Content starts
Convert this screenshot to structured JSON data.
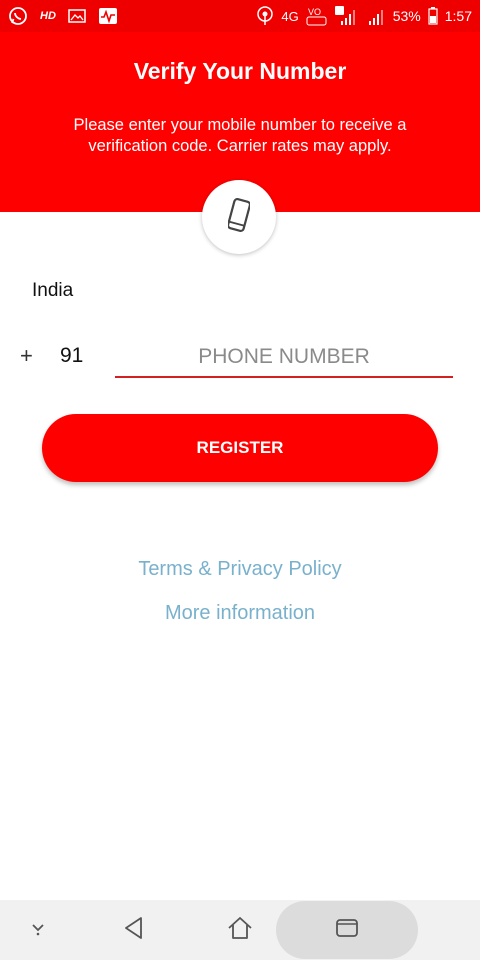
{
  "status_bar": {
    "left_icons": [
      "whatsapp-icon",
      "hd-icon",
      "image-icon",
      "activity-icon"
    ],
    "hd_text": "HD",
    "network_text": "4G",
    "battery_percent": "53%",
    "time": "1:57",
    "right_icons": [
      "hotspot-icon",
      "volte-icon",
      "signal-sim1-icon",
      "signal-sim2-icon",
      "battery-icon"
    ]
  },
  "header": {
    "title": "Verify Your Number",
    "subtitle": "Please enter your mobile number to receive a verification code. Carrier rates may apply.",
    "icon": "smartphone-icon",
    "background": "#ff0000"
  },
  "form": {
    "country": "India",
    "plus_symbol": "+",
    "country_code": "91",
    "phone_placeholder": "PHONE NUMBER",
    "phone_value": "",
    "register_label": "REGISTER",
    "accent": "#ff0000",
    "underline_color": "#d32020"
  },
  "links": {
    "terms": "Terms & Privacy Policy",
    "more_info": "More information",
    "color": "#79b1cc"
  },
  "nav_bar": {
    "icons": [
      "hide-keyboard-icon",
      "back-icon",
      "home-icon",
      "recent-apps-icon"
    ]
  }
}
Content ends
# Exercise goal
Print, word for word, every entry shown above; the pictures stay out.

# Result
Convert this screenshot to structured JSON data.
{
  "status_bar": {
    "left_icons": [
      "whatsapp-icon",
      "hd-icon",
      "image-icon",
      "activity-icon"
    ],
    "hd_text": "HD",
    "network_text": "4G",
    "battery_percent": "53%",
    "time": "1:57",
    "right_icons": [
      "hotspot-icon",
      "volte-icon",
      "signal-sim1-icon",
      "signal-sim2-icon",
      "battery-icon"
    ]
  },
  "header": {
    "title": "Verify Your Number",
    "subtitle": "Please enter your mobile number to receive a verification code. Carrier rates may apply.",
    "icon": "smartphone-icon",
    "background": "#ff0000"
  },
  "form": {
    "country": "India",
    "plus_symbol": "+",
    "country_code": "91",
    "phone_placeholder": "PHONE NUMBER",
    "phone_value": "",
    "register_label": "REGISTER",
    "accent": "#ff0000",
    "underline_color": "#d32020"
  },
  "links": {
    "terms": "Terms & Privacy Policy",
    "more_info": "More information",
    "color": "#79b1cc"
  },
  "nav_bar": {
    "icons": [
      "hide-keyboard-icon",
      "back-icon",
      "home-icon",
      "recent-apps-icon"
    ]
  }
}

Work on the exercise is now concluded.